We have already seen how to use the basic
VLOOKUP function at length, in a previous tutorial.
We are now going to look at a more advanced situation, where we will need to use more than one
VLOOKUP function within a single formula. So if you are unfamiliar with the
VLOOKUP function or its syntax, you will need to first review our previous
VLOOKUP tutorial, in order to grasp how to accomplish the more advanced functionality in this tutorial.
So let’s get started and look at a typical scenario that requires the use of two
VLOOKUPs within one formula. This situation is referred to as double
VLOOKUPs or nesting
VLOOKUPs within the same formula.
Double VLOOKUP Example
A hypothetical baseball scout visited a few different states, created a list of players and recorded his evaluation of their skill level in an Excel workbook. He recorded their
Player ID (the unique identifier that identifies each player), their names, the state they are from, their ages and their overall rating. The baseball scout calculated the overall rating by looking at a combination of factors namely the batting average, hitting power and speed of the player at hand and based on the above factors, gave the player a rating of good, fair or poor.
A different baseball scout visited the same states at a later stage, and this time was tasked with recording the physical condition, of the same players that the other scout previously evaluated. This scout recorded the names of the players and their physical condition, in terms of whether they were fit, unfit or injured and recorded this in another table on the same worksheet, in the same workbook.
The source data is shown below.
1) We’d like to enter the
Player ID in cell
A3 and then have the corresponding physical condition shown in cell
B3. However, as we can see this data is stored in two different tables/ranges.

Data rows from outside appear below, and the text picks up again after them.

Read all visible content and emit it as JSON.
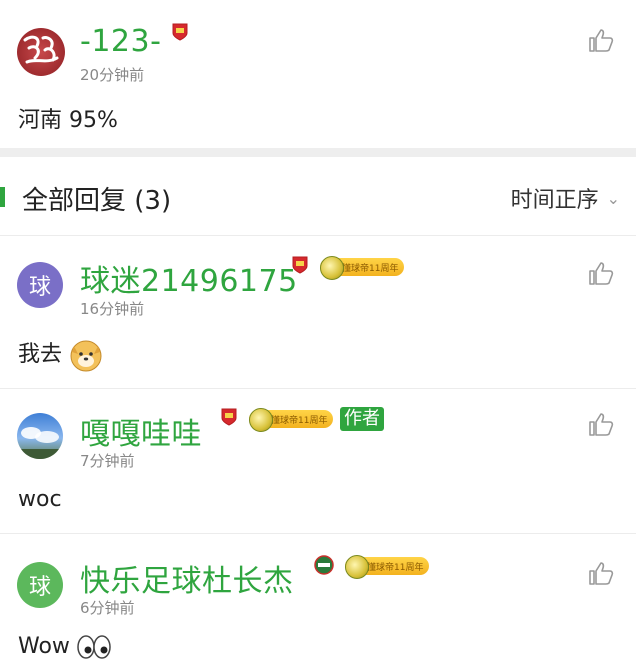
{
  "post": {
    "username": "-123-",
    "time": "20分钟前",
    "content": "河南 95%"
  },
  "replies_header": {
    "title": "全部回复 (3)",
    "sort_label": "时间正序"
  },
  "replies": [
    {
      "avatar_text": "球",
      "avatar_color": "#7a6fc7",
      "username": "球迷21496175",
      "time": "16分钟前",
      "content": "我去",
      "badge_text": "懂球帝11周年"
    },
    {
      "username": "嘎嘎哇哇",
      "time": "7分钟前",
      "content": "woc",
      "badge_text": "懂球帝11周年",
      "author_tag": "作者"
    },
    {
      "avatar_text": "球",
      "avatar_color": "#5cb85c",
      "username": "快乐足球杜长杰",
      "time": "6分钟前",
      "content": "Wow",
      "badge_text": "懂球帝11周年"
    }
  ],
  "colors": {
    "accent_green": "#2fa53f",
    "badge_gold": "#f3b21f"
  },
  "icons": [
    "thumbs-up-icon",
    "chevron-down-icon",
    "team-shield-icon",
    "anniversary-badge-icon"
  ]
}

The common column in both tables/ranges is
Player Name though. So, we will have to use this column in our formula, in order to form a bridge or link between the two tables/ranges and deliver the needed matching data from the second table, in cell
2) In order to retrieve the physical condition of the player in cell
B3, based on the
Player ID given in cell
A3, we enter the following formula in cell
3) Upon pressing
CTRL-ENTER, the formula with the nested
VLOOKUPs, returns the value of
Injured in cell
B3 as shown below.
So let’s review this process in a little bit more detail:
- We start by entering the equals sign, then
VLOOKUPand then an open parenthesis.
- Instead of a direct
lookup_valueas in the case of a simple
VLOOKUPexample, we use another
VLOOKUPto relate our value in
Player ID) to it’s matching name (
Player Name) retrieved from our first table/range (
A6:E21). This has to be processed first.
- So in the case of
B001, the matching name sourced from the first table/range (
A6:E21) is James Roth.
- In the first table/range(
A6:E21), Player Name is the second column so
- The (
VLOOKUP(A3,A6:E21,2,FALSE) portion of the formula will give us James Roth in this case – the name that matches the
Player IDin cell
- So once the matching
Player Nameis retrieved using the nested
VLOOKUP, our first
VLOOKUPnow has a
- The next step within the formula evaluation involves using this
Player Name) to find the corresponding physical condition for this player in the second table (
- In the second table/range,
col_index_numis also 2 since
Physical Conditionis column 2 in the second table/range.
- So, our formula then uses the name delivered to retrieve the physical condition from the second table, and we can see how we used the common column to form a bridge between the two separate tables/ranges.
- So for this particular example, James Roth is injured so ultimately a value of injured is delivered in
- The key to understanding
DOUBLE VLOOKUPsis evaluating the formula in a step-by-step manner.
- You can do this by selecting cell
B3and then going to
Formulas > Formula Auditing > Evaluate Formulaand Excel’s formula evaluator will take you through the entire formula step-by-step. This is shown below.
Multiple Choice Question
Select the correct option:
- a) You must have a common column in order to do a
- b) You don’t have to have a common column in order to do a
VLOOKUPs or the
DOUBLE VLOOKUP trick is admittedly more complicated to understand than a simple
However, once you have mastered this and understand how to nest the
VLOOKUP function, you will be able to look up matching data in two separate tables/ranges based on a common column. This is a scenario that often occurs so its worthwhile taking the time to master this technique.